Nigerian grocery void inspires Guelph entrepreneur to sell online

"One of the important things to us as a family is to retain our African and Nigerian culture," says Bolatito Alawode, founder of My Chop Chop in Guelph, Ont., an online grocery service delivering Nigerian products.

Bolatito Alawode started "My Chop Chop" online delivery service for Nigerian groceries

Bolatito Alawode owns My Chop Chop, an online delivery service for Nigerian groceries. (Kate Bueckert/ CBC)

A Guelph woman is bringing authentic Nigerian groceries and foods to the doorsteps of Nigerians across Canada and the United States.

Before moving to the city, Bolatito Alawode recalls having to drive three hours each way just so she could shop for groceries in Toronto. Despite a community presence in her former home of Sarnia, Ont., there were no shops selling traditional Nigerian foods and cooking ingredients. 

"So we moved to Guelph last year and then we started looking around for a Nigerian grocery store in Guelph, and there was none," she told The Morning Edition's Craig Norris.

That's when she started My Chop Chop, an online delivery service that ships Nigerian groceries, snacks and cooking accessories to shoppers in Canada and the U.S.

"[In] Guelph as well I asked people and they would say 'we go to Toronto for our shopping,'" said Alawode. "So I [know] this is a gap that needs to be filled." 


For buyers outside of the province, Alawode only delivers dried goods like plantain flour, vegetables and some of the non-perishable items on the site like cooking accessories.

Closer to home, though, she is able to ship some Nigerian kitchen favourites like goat meat and smoked turkey. 

Some other shopper food favourites include brown beans, cassava flour, and 'ofada rice,' a traditional brown rice.

Cow's skin, traditionally known as "ponmo" (

A taste of home

But for Alawode, this is more than just a business.

For her and many other Nigerians in the diaspora, food brings the familiar comfort of their own culture; a way of staying connected to home. 

She says when she and her husband decided to start a family, retaining their Nigerian and African heritage was top priority. 

"We want to do this in our kitchen, in our values, in how we're bringing up our son," she said. "So making this food available at home is very very important to us."

Bitter leaf is a vegetable also known as Ewuro or Onugbu. (

Something new

It's not just Nigerians who benefit from Alawode's culinary passions.

She has a taste of Nigeria ready for anyone who comes into her home.

"Even when I have friends over, I cook for them, tell them what it is," she said.

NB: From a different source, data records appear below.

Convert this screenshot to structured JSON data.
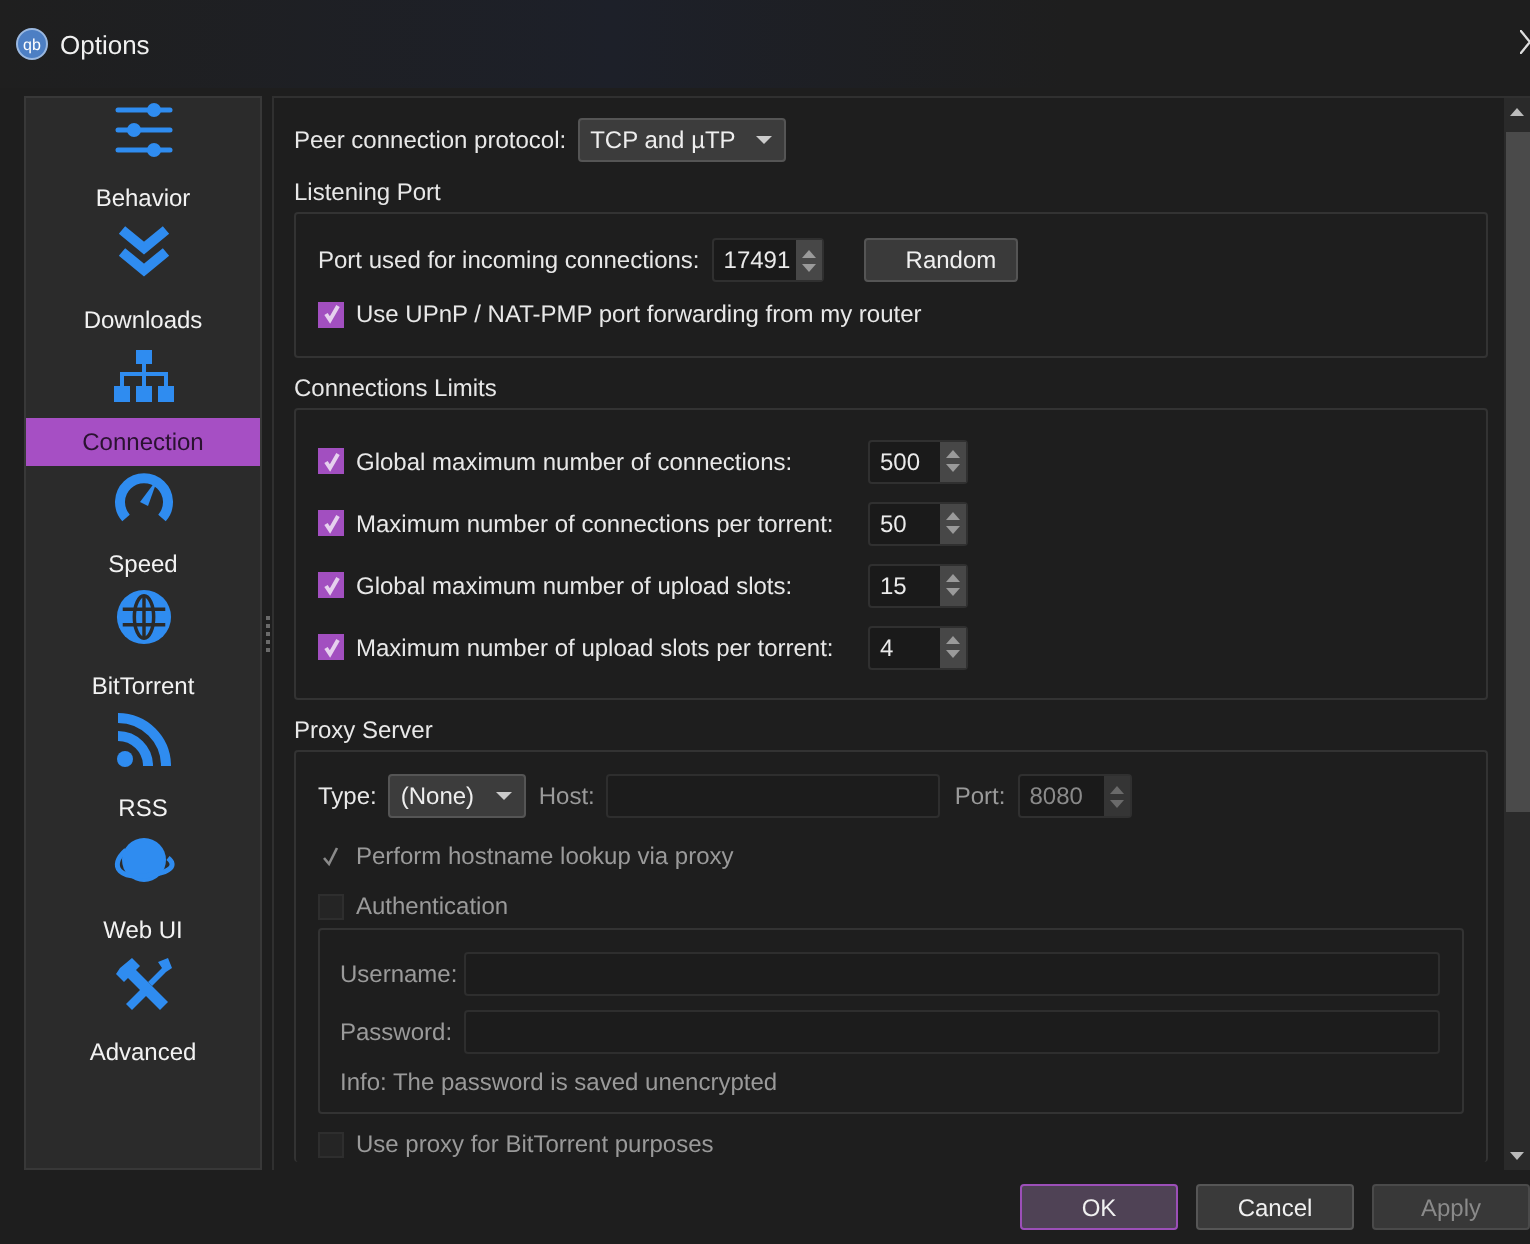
{
  "window": {
    "title": "Options",
    "icon_text": "qb"
  },
  "sidebar": {
    "items": [
      {
        "label": "Behavior",
        "selected": false
      },
      {
        "label": "Downloads",
        "selected": false
      },
      {
        "label": "Connection",
        "selected": true
      },
      {
        "label": "Speed",
        "selected": false
      },
      {
        "label": "BitTorrent",
        "selected": false
      },
      {
        "label": "RSS",
        "selected": false
      },
      {
        "label": "Web UI",
        "selected": false
      },
      {
        "label": "Advanced",
        "selected": false
      }
    ]
  },
  "peer_protocol": {
    "label": "Peer connection protocol:",
    "value": "TCP and µTP"
  },
  "listening_port": {
    "title": "Listening Port",
    "port_label": "Port used for incoming connections:",
    "port_value": "17491",
    "random_button": "Random",
    "upnp": {
      "label": "Use UPnP / NAT-PMP port forwarding from my router",
      "checked": true
    }
  },
  "connection_limits": {
    "title": "Connections Limits",
    "rows": [
      {
        "label": "Global maximum number of connections:",
        "checked": true,
        "value": "500"
      },
      {
        "label": "Maximum number of connections per torrent:",
        "checked": true,
        "value": "50"
      },
      {
        "label": "Global maximum number of upload slots:",
        "checked": true,
        "value": "15"
      },
      {
        "label": "Maximum number of upload slots per torrent:",
        "checked": true,
        "value": "4"
      }
    ]
  },
  "proxy": {
    "title": "Proxy Server",
    "disabled": true,
    "type_label": "Type:",
    "type_value": "(None)",
    "host_label": "Host:",
    "port_label": "Port:",
    "port_value": "8080",
    "hostname_lookup": {
      "label": "Perform hostname lookup via proxy",
      "checked": true
    },
    "authentication": {
      "label": "Authentication",
      "checked": false
    },
    "username_label": "Username:",
    "password_label": "Password:",
    "info": "Info: The password is saved unencrypted",
    "use_for_bittorrent": {
      "label": "Use proxy for BitTorrent purposes",
      "checked": false
    }
  },
  "buttons": [
    {
      "label": "OK",
      "kind": "default",
      "disabled": false
    },
    {
      "label": "Cancel",
      "kind": "normal",
      "disabled": false
    },
    {
      "label": "Apply",
      "kind": "normal",
      "disabled": true
    }
  ]
}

With recipes and cooking suggestions on the website, My Chop Chop has also become a place for people of other backgrounds and nationalities who might want to try something new.

Alawode hopes to soon expand and include items from other African countries.